EXCERPTED DATA:
+++

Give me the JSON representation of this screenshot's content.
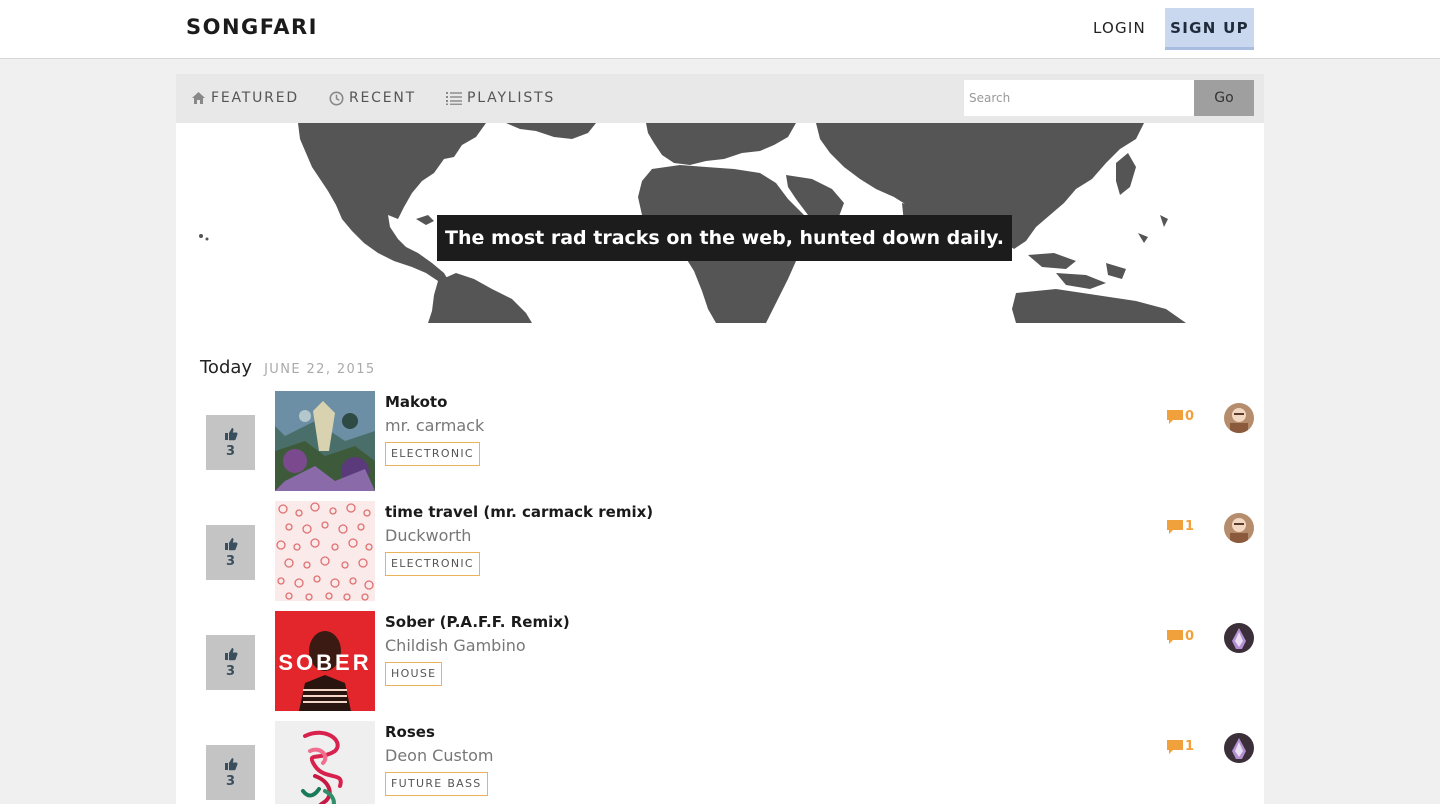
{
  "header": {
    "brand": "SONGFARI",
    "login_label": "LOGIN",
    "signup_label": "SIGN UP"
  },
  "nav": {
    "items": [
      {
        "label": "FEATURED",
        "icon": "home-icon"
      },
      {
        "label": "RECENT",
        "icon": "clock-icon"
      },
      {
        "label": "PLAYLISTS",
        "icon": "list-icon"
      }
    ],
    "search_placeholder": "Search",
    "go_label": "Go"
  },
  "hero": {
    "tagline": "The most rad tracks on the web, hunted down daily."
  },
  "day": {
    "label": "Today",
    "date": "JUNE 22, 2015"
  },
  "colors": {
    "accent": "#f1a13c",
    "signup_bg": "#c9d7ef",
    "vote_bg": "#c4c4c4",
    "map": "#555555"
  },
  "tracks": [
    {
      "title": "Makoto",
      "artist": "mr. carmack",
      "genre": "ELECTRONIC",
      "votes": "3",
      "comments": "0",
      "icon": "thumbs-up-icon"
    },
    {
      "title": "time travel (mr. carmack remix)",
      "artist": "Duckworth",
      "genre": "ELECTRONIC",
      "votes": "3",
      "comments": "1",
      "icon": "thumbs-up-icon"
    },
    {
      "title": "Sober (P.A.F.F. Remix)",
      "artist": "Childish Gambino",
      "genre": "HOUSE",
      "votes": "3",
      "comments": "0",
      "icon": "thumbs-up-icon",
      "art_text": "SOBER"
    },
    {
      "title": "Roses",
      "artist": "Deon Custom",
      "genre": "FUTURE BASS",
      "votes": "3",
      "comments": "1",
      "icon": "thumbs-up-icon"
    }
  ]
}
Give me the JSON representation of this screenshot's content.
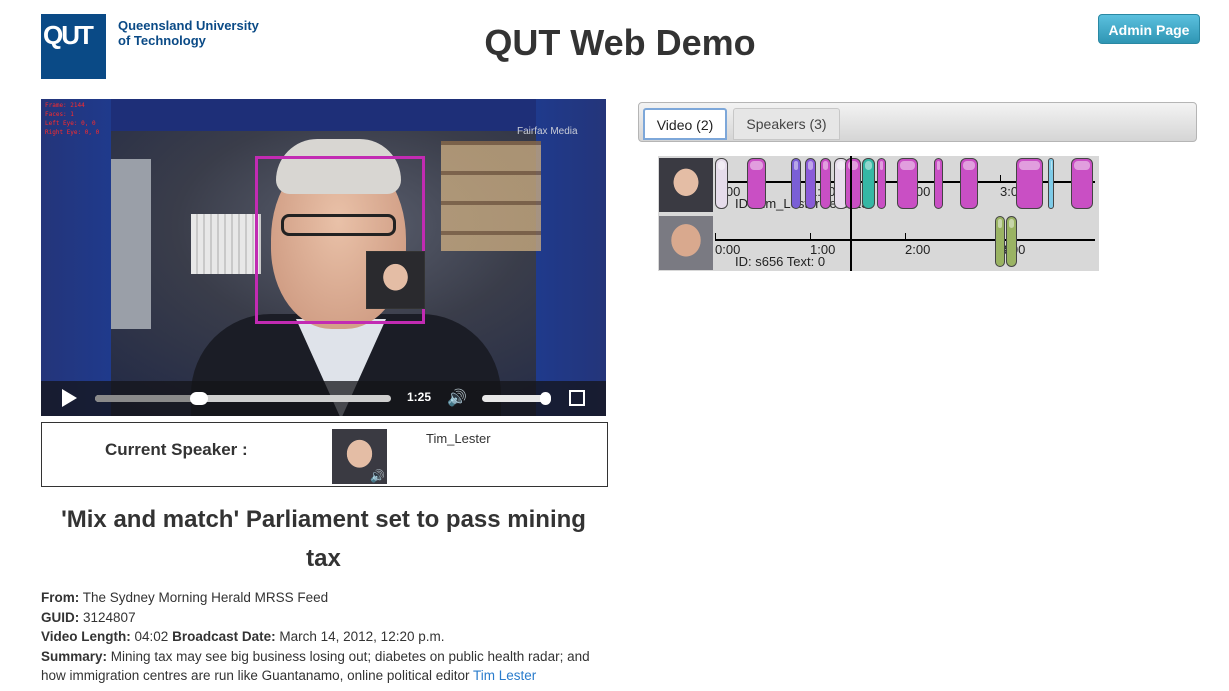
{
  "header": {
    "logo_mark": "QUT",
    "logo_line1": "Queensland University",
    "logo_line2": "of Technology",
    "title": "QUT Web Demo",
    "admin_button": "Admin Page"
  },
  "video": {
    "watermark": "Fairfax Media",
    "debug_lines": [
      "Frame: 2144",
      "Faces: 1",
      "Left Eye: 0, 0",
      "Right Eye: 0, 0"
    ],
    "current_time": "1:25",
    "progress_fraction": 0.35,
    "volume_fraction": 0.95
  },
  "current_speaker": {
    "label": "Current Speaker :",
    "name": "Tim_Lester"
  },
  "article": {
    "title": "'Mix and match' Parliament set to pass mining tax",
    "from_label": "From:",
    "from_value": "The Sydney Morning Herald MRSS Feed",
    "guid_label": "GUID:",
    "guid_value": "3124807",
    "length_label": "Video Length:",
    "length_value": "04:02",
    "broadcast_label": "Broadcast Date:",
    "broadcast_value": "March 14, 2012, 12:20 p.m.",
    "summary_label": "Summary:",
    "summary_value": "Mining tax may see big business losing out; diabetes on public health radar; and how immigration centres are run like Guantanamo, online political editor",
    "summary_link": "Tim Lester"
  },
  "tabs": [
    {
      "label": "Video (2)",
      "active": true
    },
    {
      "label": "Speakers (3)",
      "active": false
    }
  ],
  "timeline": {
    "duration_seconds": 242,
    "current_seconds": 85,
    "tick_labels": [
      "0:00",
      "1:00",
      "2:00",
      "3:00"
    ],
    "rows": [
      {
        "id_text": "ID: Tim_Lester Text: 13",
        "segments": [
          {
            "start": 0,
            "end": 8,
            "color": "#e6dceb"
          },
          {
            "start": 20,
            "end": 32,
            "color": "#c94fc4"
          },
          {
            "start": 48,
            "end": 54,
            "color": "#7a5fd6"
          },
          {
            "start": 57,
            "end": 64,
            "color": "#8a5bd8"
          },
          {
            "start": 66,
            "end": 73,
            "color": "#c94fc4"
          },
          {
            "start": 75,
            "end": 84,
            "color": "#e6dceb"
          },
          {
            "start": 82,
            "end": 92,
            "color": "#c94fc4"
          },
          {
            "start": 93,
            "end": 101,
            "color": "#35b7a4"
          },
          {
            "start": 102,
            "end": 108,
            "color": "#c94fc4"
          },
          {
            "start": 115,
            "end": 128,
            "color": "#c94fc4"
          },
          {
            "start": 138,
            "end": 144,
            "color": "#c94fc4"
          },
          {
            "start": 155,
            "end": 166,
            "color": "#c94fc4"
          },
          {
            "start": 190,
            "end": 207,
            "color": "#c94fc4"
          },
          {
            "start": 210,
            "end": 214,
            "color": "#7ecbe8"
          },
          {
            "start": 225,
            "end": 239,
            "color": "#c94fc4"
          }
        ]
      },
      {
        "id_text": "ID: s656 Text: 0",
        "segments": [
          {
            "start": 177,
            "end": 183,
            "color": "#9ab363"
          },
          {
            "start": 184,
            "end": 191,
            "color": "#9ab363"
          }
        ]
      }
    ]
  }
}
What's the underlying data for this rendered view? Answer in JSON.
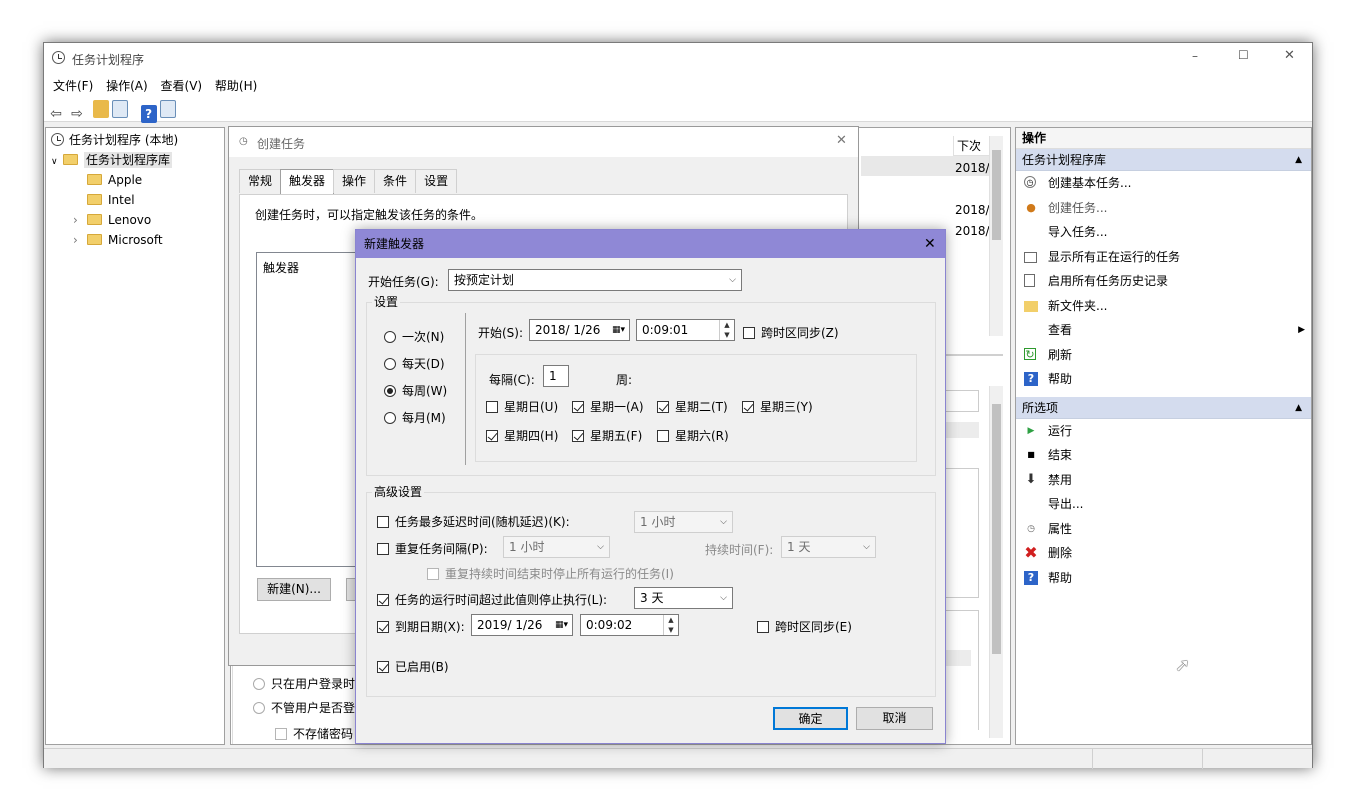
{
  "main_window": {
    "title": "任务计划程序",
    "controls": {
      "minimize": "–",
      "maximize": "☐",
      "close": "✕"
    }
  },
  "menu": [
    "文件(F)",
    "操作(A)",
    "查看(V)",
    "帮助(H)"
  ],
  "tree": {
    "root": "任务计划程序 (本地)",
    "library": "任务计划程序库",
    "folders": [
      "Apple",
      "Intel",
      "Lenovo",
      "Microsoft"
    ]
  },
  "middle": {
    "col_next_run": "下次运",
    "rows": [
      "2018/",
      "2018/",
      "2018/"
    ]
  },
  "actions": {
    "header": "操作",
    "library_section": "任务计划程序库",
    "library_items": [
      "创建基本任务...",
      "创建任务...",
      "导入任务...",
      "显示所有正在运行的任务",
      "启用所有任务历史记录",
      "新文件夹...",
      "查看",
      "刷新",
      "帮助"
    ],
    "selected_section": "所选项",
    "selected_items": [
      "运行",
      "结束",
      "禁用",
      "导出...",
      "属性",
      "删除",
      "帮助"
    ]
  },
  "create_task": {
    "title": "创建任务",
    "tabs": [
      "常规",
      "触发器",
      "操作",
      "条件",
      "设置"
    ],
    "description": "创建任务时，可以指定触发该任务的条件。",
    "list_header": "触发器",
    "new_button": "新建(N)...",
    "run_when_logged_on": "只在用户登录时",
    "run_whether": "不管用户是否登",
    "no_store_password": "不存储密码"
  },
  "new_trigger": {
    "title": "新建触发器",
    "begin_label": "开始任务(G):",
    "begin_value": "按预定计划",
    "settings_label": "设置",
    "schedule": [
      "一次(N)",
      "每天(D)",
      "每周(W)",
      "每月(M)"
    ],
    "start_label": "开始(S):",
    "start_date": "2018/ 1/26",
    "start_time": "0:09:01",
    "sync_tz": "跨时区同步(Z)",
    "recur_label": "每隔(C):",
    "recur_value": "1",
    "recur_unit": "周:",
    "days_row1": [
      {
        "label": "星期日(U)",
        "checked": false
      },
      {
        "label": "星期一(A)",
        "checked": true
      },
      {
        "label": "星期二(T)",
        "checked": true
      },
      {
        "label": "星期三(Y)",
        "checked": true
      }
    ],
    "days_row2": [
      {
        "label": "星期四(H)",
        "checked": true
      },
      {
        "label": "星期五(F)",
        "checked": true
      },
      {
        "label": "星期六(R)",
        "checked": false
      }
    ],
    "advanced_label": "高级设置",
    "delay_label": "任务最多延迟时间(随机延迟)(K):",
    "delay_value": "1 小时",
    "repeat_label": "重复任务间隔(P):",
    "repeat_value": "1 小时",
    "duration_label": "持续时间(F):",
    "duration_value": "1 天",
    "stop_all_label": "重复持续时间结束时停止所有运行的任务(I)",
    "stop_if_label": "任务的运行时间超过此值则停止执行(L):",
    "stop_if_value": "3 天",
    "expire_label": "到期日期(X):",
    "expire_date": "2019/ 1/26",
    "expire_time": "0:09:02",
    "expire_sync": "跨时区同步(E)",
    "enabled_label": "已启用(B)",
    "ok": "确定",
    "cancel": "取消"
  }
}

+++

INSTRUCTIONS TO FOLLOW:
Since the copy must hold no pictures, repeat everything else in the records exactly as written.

REPLY TO THE EXERCISE:
Give me the JSON representation of this screenshot's content.
{
  "header": {
    "brand": "SONGFARI",
    "login_label": "LOGIN",
    "signup_label": "SIGN UP"
  },
  "nav": {
    "items": [
      {
        "label": "FEATURED",
        "icon": "home-icon"
      },
      {
        "label": "RECENT",
        "icon": "clock-icon"
      },
      {
        "label": "PLAYLISTS",
        "icon": "list-icon"
      }
    ],
    "search_placeholder": "Search",
    "go_label": "Go"
  },
  "hero": {
    "tagline": "The most rad tracks on the web, hunted down daily."
  },
  "day": {
    "label": "Today",
    "date": "JUNE 22, 2015"
  },
  "colors": {
    "accent": "#f1a13c",
    "signup_bg": "#c9d7ef",
    "vote_bg": "#c4c4c4",
    "map": "#555555"
  },
  "tracks": [
    {
      "title": "Makoto",
      "artist": "mr. carmack",
      "genre": "ELECTRONIC",
      "votes": "3",
      "comments": "0",
      "icon": "thumbs-up-icon"
    },
    {
      "title": "time travel (mr. carmack remix)",
      "artist": "Duckworth",
      "genre": "ELECTRONIC",
      "votes": "3",
      "comments": "1",
      "icon": "thumbs-up-icon"
    },
    {
      "title": "Sober (P.A.F.F. Remix)",
      "artist": "Childish Gambino",
      "genre": "HOUSE",
      "votes": "3",
      "comments": "0",
      "icon": "thumbs-up-icon",
      "art_text": "SOBER"
    },
    {
      "title": "Roses",
      "artist": "Deon Custom",
      "genre": "FUTURE BASS",
      "votes": "3",
      "comments": "1",
      "icon": "thumbs-up-icon"
    }
  ]
}
Give me the JSON representation of this screenshot's content.
{
  "header": {
    "logo_mark": "QUT",
    "logo_line1": "Queensland University",
    "logo_line2": "of Technology",
    "title": "QUT Web Demo",
    "admin_button": "Admin Page"
  },
  "video": {
    "watermark": "Fairfax Media",
    "debug_lines": [
      "Frame: 2144",
      "Faces: 1",
      "Left Eye: 0, 0",
      "Right Eye: 0, 0"
    ],
    "current_time": "1:25",
    "progress_fraction": 0.35,
    "volume_fraction": 0.95
  },
  "current_speaker": {
    "label": "Current Speaker :",
    "name": "Tim_Lester"
  },
  "article": {
    "title": "'Mix and match' Parliament set to pass mining tax",
    "from_label": "From:",
    "from_value": "The Sydney Morning Herald MRSS Feed",
    "guid_label": "GUID:",
    "guid_value": "3124807",
    "length_label": "Video Length:",
    "length_value": "04:02",
    "broadcast_label": "Broadcast Date:",
    "broadcast_value": "March 14, 2012, 12:20 p.m.",
    "summary_label": "Summary:",
    "summary_value": "Mining tax may see big business losing out; diabetes on public health radar; and how immigration centres are run like Guantanamo, online political editor",
    "summary_link": "Tim Lester"
  },
  "tabs": [
    {
      "label": "Video (2)",
      "active": true
    },
    {
      "label": "Speakers (3)",
      "active": false
    }
  ],
  "timeline": {
    "duration_seconds": 242,
    "current_seconds": 85,
    "tick_labels": [
      "0:00",
      "1:00",
      "2:00",
      "3:00"
    ],
    "rows": [
      {
        "id_text": "ID: Tim_Lester Text: 13",
        "segments": [
          {
            "start": 0,
            "end": 8,
            "color": "#e6dceb"
          },
          {
            "start": 20,
            "end": 32,
            "color": "#c94fc4"
          },
          {
            "start": 48,
            "end": 54,
            "color": "#7a5fd6"
          },
          {
            "start": 57,
            "end": 64,
            "color": "#8a5bd8"
          },
          {
            "start": 66,
            "end": 73,
            "color": "#c94fc4"
          },
          {
            "start": 75,
            "end": 84,
            "color": "#e6dceb"
          },
          {
            "start": 82,
            "end": 92,
            "color": "#c94fc4"
          },
          {
            "start": 93,
            "end": 101,
            "color": "#35b7a4"
          },
          {
            "start": 102,
            "end": 108,
            "color": "#c94fc4"
          },
          {
            "start": 115,
            "end": 128,
            "color": "#c94fc4"
          },
          {
            "start": 138,
            "end": 144,
            "color": "#c94fc4"
          },
          {
            "start": 155,
            "end": 166,
            "color": "#c94fc4"
          },
          {
            "start": 190,
            "end": 207,
            "color": "#c94fc4"
          },
          {
            "start": 210,
            "end": 214,
            "color": "#7ecbe8"
          },
          {
            "start": 225,
            "end": 239,
            "color": "#c94fc4"
          }
        ]
      },
      {
        "id_text": "ID: s656 Text: 0",
        "segments": [
          {
            "start": 177,
            "end": 183,
            "color": "#9ab363"
          },
          {
            "start": 184,
            "end": 191,
            "color": "#9ab363"
          }
        ]
      }
    ]
  }
}
What's the underlying data for this rendered view? Answer in JSON.
{
  "main_window": {
    "title": "任务计划程序",
    "controls": {
      "minimize": "–",
      "maximize": "☐",
      "close": "✕"
    }
  },
  "menu": [
    "文件(F)",
    "操作(A)",
    "查看(V)",
    "帮助(H)"
  ],
  "tree": {
    "root": "任务计划程序 (本地)",
    "library": "任务计划程序库",
    "folders": [
      "Apple",
      "Intel",
      "Lenovo",
      "Microsoft"
    ]
  },
  "middle": {
    "col_next_run": "下次运",
    "rows": [
      "2018/",
      "2018/",
      "2018/"
    ]
  },
  "actions": {
    "header": "操作",
    "library_section": "任务计划程序库",
    "library_items": [
      "创建基本任务...",
      "创建任务...",
      "导入任务...",
      "显示所有正在运行的任务",
      "启用所有任务历史记录",
      "新文件夹...",
      "查看",
      "刷新",
      "帮助"
    ],
    "selected_section": "所选项",
    "selected_items": [
      "运行",
      "结束",
      "禁用",
      "导出...",
      "属性",
      "删除",
      "帮助"
    ]
  },
  "create_task": {
    "title": "创建任务",
    "tabs": [
      "常规",
      "触发器",
      "操作",
      "条件",
      "设置"
    ],
    "description": "创建任务时，可以指定触发该任务的条件。",
    "list_header": "触发器",
    "new_button": "新建(N)...",
    "run_when_logged_on": "只在用户登录时",
    "run_whether": "不管用户是否登",
    "no_store_password": "不存储密码"
  },
  "new_trigger": {
    "title": "新建触发器",
    "begin_label": "开始任务(G):",
    "begin_value": "按预定计划",
    "settings_label": "设置",
    "schedule": [
      "一次(N)",
      "每天(D)",
      "每周(W)",
      "每月(M)"
    ],
    "start_label": "开始(S):",
    "start_date": "2018/ 1/26",
    "start_time": "0:09:01",
    "sync_tz": "跨时区同步(Z)",
    "recur_label": "每隔(C):",
    "recur_value": "1",
    "recur_unit": "周:",
    "days_row1": [
      {
        "label": "星期日(U)",
        "checked": false
      },
      {
        "label": "星期一(A)",
        "checked": true
      },
      {
        "label": "星期二(T)",
        "checked": true
      },
      {
        "label": "星期三(Y)",
        "checked": true
      }
    ],
    "days_row2": [
      {
        "label": "星期四(H)",
        "checked": true
      },
      {
        "label": "星期五(F)",
        "checked": true
      },
      {
        "label": "星期六(R)",
        "checked": false
      }
    ],
    "advanced_label": "高级设置",
    "delay_label": "任务最多延迟时间(随机延迟)(K):",
    "delay_value": "1 小时",
    "repeat_label": "重复任务间隔(P):",
    "repeat_value": "1 小时",
    "duration_label": "持续时间(F):",
    "duration_value": "1 天",
    "stop_all_label": "重复持续时间结束时停止所有运行的任务(I)",
    "stop_if_label": "任务的运行时间超过此值则停止执行(L):",
    "stop_if_value": "3 天",
    "expire_label": "到期日期(X):",
    "expire_date": "2019/ 1/26",
    "expire_time": "0:09:02",
    "expire_sync": "跨时区同步(E)",
    "enabled_label": "已启用(B)",
    "ok": "确定",
    "cancel": "取消"
  }
}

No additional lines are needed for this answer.